Data provided —
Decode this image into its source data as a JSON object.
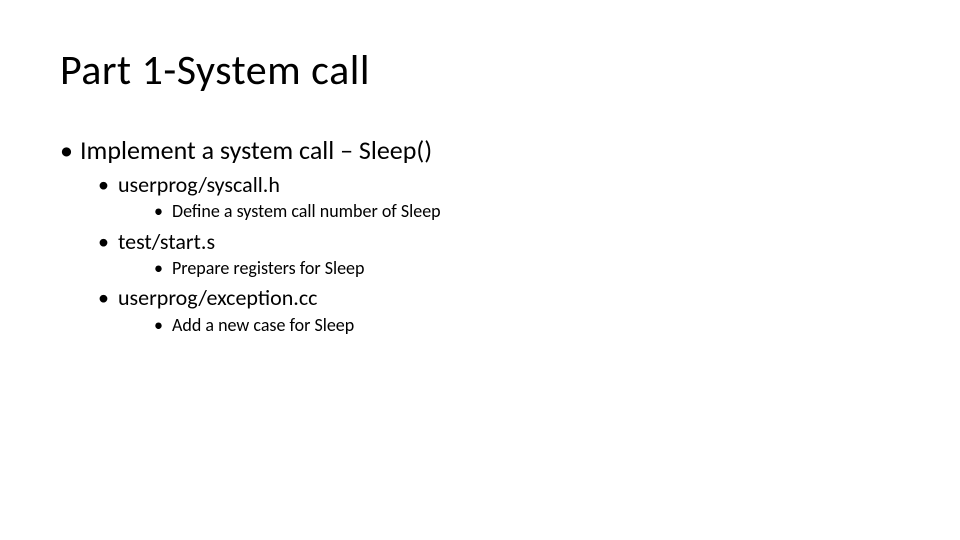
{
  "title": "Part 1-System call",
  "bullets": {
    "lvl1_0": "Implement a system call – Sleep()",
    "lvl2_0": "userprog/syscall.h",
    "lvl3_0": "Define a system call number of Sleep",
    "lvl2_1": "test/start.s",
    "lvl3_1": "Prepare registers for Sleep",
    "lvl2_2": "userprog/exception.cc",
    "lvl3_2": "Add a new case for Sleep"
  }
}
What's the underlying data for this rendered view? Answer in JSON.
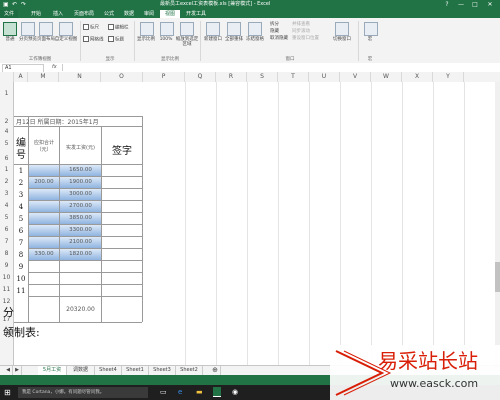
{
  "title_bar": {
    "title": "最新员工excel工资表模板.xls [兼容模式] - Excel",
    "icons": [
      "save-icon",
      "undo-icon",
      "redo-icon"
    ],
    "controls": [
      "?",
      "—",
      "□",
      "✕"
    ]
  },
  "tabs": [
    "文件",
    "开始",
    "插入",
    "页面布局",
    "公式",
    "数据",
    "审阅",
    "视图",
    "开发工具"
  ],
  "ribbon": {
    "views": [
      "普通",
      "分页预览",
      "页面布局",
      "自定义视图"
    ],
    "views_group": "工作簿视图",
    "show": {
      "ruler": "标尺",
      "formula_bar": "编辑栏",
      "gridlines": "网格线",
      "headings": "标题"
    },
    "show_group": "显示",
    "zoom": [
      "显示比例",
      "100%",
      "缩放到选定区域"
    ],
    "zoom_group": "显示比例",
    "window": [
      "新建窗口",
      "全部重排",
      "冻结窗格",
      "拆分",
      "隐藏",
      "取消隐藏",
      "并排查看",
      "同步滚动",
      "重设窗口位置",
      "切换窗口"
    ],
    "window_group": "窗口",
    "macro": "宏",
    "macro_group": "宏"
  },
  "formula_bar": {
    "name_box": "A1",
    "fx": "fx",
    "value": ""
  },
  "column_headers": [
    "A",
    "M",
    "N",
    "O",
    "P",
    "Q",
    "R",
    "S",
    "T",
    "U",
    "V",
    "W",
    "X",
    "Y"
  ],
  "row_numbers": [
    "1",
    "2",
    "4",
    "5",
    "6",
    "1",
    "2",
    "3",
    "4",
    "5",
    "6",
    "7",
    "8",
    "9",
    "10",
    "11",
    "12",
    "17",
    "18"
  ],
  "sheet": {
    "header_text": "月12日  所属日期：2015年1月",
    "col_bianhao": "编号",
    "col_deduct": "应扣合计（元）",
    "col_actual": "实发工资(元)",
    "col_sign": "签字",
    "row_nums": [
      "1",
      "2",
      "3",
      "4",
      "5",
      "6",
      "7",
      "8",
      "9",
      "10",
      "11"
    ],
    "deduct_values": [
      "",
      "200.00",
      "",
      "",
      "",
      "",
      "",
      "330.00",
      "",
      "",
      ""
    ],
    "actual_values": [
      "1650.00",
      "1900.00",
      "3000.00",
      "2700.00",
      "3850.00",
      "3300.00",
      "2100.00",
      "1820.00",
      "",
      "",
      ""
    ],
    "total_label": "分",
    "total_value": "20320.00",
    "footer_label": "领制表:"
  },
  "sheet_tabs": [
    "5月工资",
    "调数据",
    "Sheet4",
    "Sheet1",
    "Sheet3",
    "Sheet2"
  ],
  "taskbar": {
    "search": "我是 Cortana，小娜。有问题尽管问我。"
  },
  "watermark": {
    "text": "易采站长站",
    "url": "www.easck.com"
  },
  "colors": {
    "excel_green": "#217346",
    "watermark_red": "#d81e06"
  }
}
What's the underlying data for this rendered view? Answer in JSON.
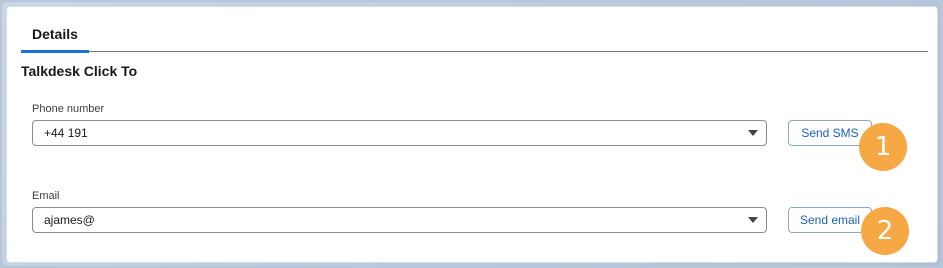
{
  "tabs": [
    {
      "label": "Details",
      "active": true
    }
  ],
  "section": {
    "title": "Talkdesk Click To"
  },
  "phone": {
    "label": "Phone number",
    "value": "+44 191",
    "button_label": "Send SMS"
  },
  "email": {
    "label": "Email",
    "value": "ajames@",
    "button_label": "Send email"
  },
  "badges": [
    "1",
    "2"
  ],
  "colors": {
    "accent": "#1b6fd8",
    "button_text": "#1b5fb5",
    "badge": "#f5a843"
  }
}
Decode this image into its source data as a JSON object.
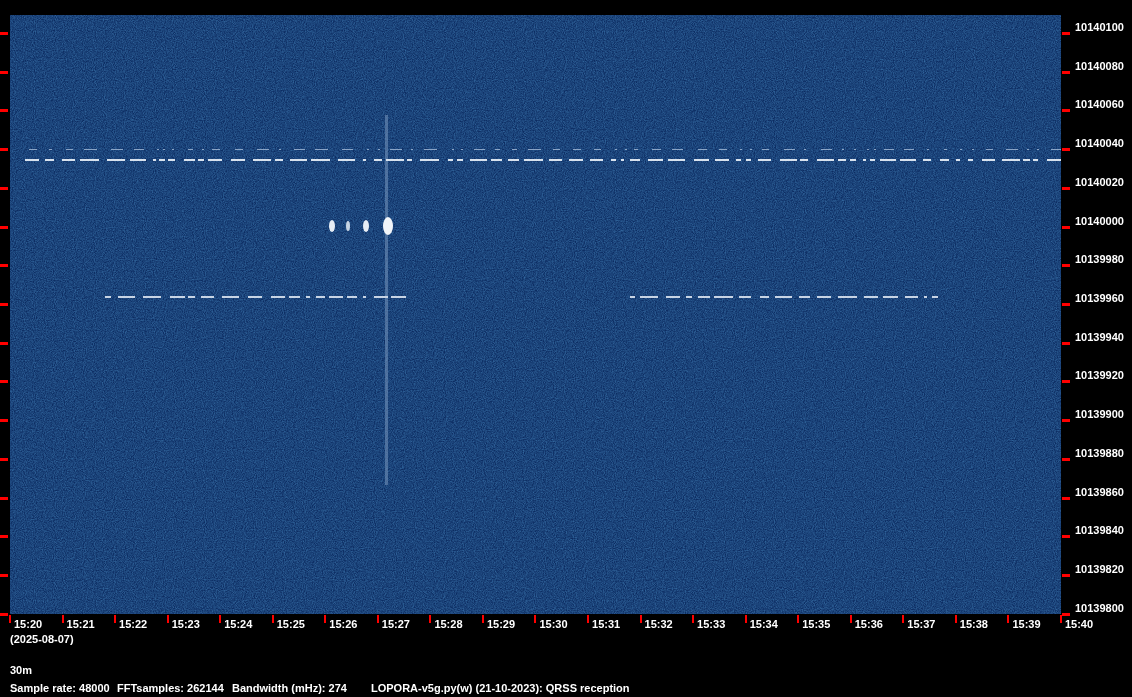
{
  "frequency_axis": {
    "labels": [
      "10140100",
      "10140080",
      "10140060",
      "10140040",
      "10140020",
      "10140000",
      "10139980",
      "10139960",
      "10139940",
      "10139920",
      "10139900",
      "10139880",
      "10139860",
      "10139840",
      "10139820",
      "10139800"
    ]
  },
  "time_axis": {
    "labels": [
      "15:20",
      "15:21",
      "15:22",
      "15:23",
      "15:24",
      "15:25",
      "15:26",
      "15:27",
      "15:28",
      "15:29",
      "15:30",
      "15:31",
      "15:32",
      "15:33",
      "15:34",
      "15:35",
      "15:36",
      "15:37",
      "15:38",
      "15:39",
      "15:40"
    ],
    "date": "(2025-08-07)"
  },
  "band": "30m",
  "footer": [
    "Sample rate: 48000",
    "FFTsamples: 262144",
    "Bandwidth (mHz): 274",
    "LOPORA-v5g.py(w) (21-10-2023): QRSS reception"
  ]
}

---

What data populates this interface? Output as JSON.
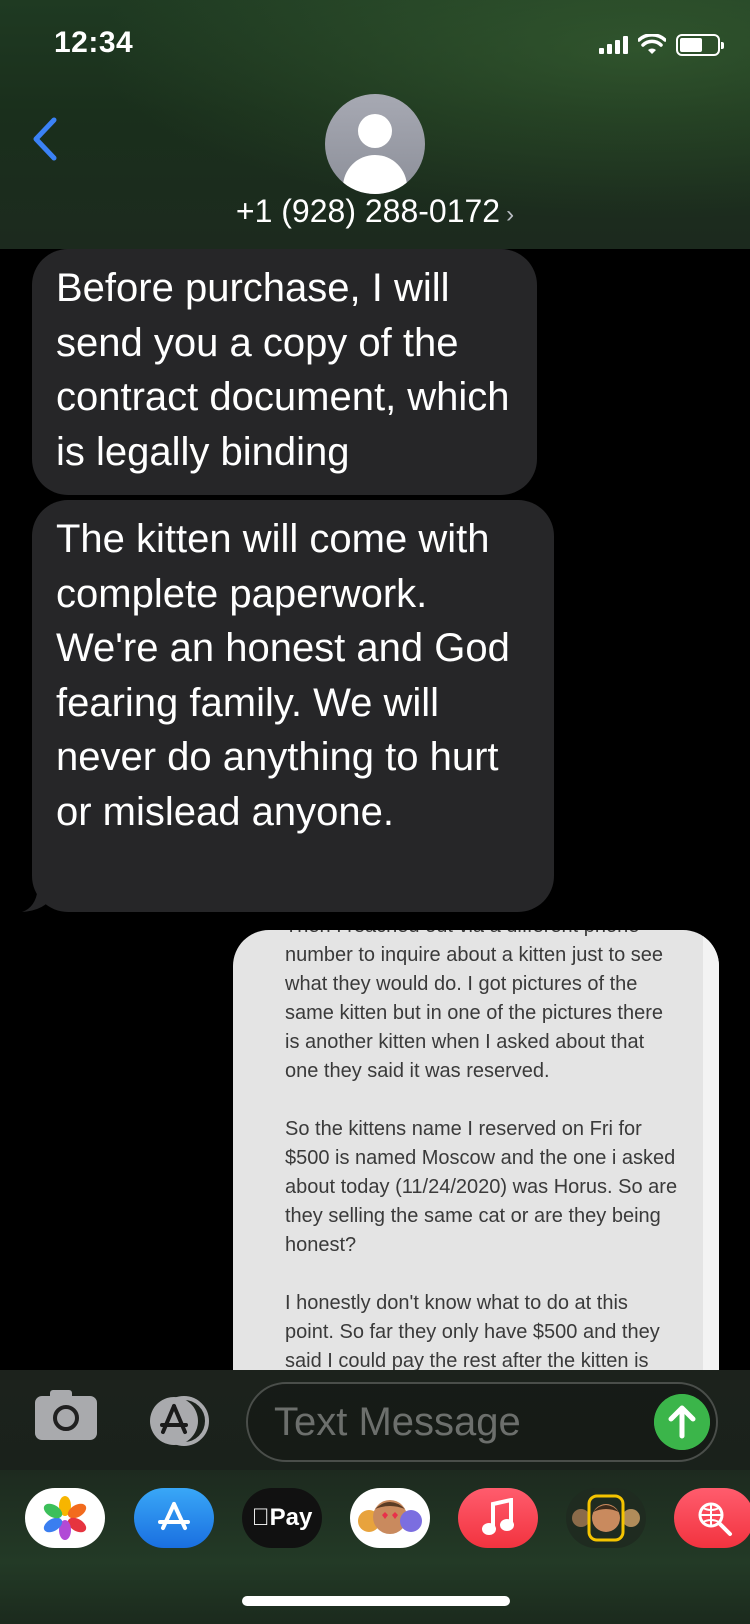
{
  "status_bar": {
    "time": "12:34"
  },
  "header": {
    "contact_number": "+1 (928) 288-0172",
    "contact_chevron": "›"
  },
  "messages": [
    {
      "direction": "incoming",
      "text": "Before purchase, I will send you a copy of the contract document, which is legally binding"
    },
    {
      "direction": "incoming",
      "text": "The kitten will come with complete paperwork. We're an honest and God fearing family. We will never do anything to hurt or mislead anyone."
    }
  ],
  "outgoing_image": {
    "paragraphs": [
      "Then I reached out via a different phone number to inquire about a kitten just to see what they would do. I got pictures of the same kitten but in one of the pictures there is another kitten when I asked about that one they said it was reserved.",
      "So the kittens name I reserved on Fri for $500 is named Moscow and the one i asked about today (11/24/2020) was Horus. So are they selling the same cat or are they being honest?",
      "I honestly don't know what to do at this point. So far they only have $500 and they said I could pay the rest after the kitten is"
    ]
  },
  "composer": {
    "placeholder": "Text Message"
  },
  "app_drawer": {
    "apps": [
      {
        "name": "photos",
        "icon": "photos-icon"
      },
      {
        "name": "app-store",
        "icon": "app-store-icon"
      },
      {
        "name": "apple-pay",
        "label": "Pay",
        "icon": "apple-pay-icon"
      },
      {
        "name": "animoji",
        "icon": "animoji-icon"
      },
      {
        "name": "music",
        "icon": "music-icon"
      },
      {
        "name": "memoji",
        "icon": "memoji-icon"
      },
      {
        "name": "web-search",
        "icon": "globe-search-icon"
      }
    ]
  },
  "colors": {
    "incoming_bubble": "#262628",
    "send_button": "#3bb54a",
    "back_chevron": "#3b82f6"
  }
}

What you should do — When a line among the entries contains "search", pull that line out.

Response —
    "search": "我是 Cortana，小娜。有问题尽管问我。"
        "name": "web-search",
        "icon": "globe-search-icon"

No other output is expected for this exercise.